Explained: The 120 Rule for Allocating Your Investments

The topic of allocating retirement assets is a frequent source of questions. How much should you put into stocks, bonds, cash, and other asset classes?

There are a number of investment frameworks that can help you decide. You may be familiar with one, called the 120 Rule. This rule holds that you should subtract your age from 120, invest that percentage in stocks, and invest the rest in bonds. A 55-year-old would allocate 65 percent (120 minus 55) to stocks and 35 percent to bonds, for example.

The 120 Rule is based on a few key ideas. First, equities have a higher potential return than fixed income, which you need for growth, but also come with higher potential risk. When you are younger, you can tolerate this risk, so you can invest more in equities.

That changes as you age. So, as you age, you lower your equity allocation and move money to fixed income. (Interestingly, the 120 Rule used to be the 100 Rule, but was changed as the typical life span increased.)

Does the 120 Rule work? No investing “rule” is perfect, but even without more details about your individual financial goals and risk tolerances, it provides a guideline. Ideally, however, your investment plan would be more nuanced.

For example, the 120 Rule might specify a 65 percent allocation to stocks at age 55, but if you plan to retire within a year, you might want to dial down that allocation to minimize risk in your portfolio.

This is where an experienced financial professional can help by creating a portfolio that is customized for your situation.

How Couples with an Age Gap Can Plan for Retirement

From Humphrey Bogart and Lauren Bacall to Michael Douglas and Catherine Zeta-Jones, marriages with age gaps have transcended generations.

In many marriages, spouses are aged one year apart or less. According to the 2013 U.S. Current Population Survey, this is true for roughly one-third of marriages. In around 10 percent of marriages, however, one spouse is 10 or more years older than the other.

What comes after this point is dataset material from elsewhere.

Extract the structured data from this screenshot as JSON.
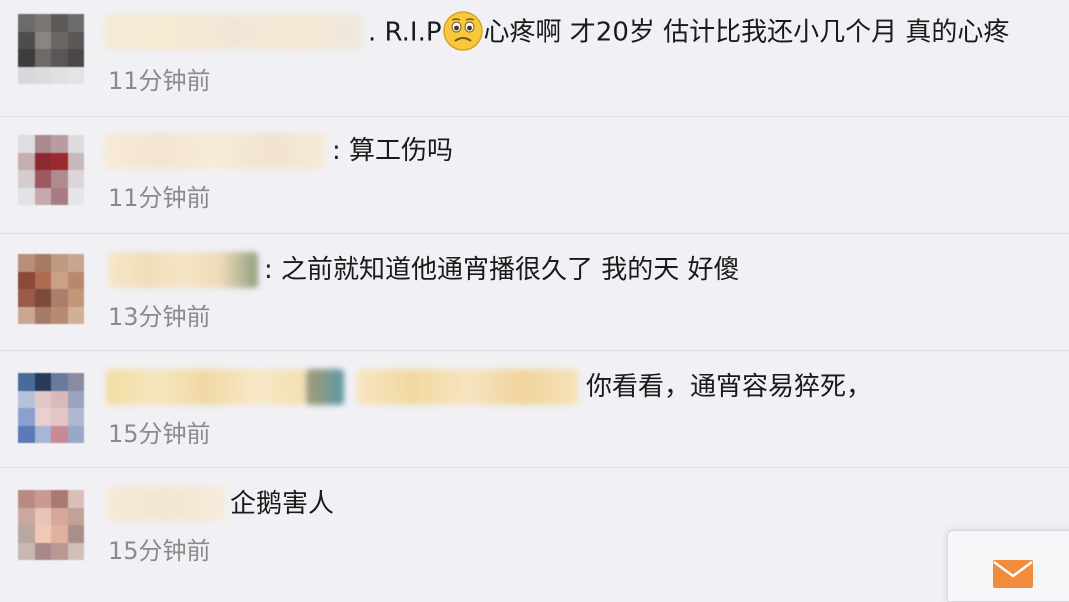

That may not seem significant, but some sources say the number of May-September romances is increasing, and with this increase comes the need for better financial planning.

When spouses have significant age differences, the question of when to retire becomes more important. Will the couple retire at the same time, or will the younger spouse continue to work while the older spouse retires?

This can affect the psychological dynamics of the relationship as well as the couple’s finances. Couples with an age gap, for example, may have different income levels and investment needs (with one spouse working and one spouse retired). How should assets be allocated to protect the spouse who needs a growing nest egg as well as the spouse who is worried about market volatility? A balance must be found to keep the older spouse’s current needs with the younger spouse’s extended time horizon.

Additionally, these couples must understand the rules for withdrawing assets. For example, required minimum distributions (RMDs) from retirement accounts are typically calculated based on the Uniform Lifetime Table. But if your spouse is 10 or more years younger, instead you must use the Joint Life and Last Survivor Expectancy table, which will result in smaller RMDs (and lower your taxable income).

There is also end-of-life planning to consider. If the older spouse has children from a prior relationship, it is important to have a strong estate plan that balances the younger spouse’s financial needs with the desire to leave children an inheritance.

To strike a balance among all of these needs, consult with your financial professional to develop a personalized retirement plan.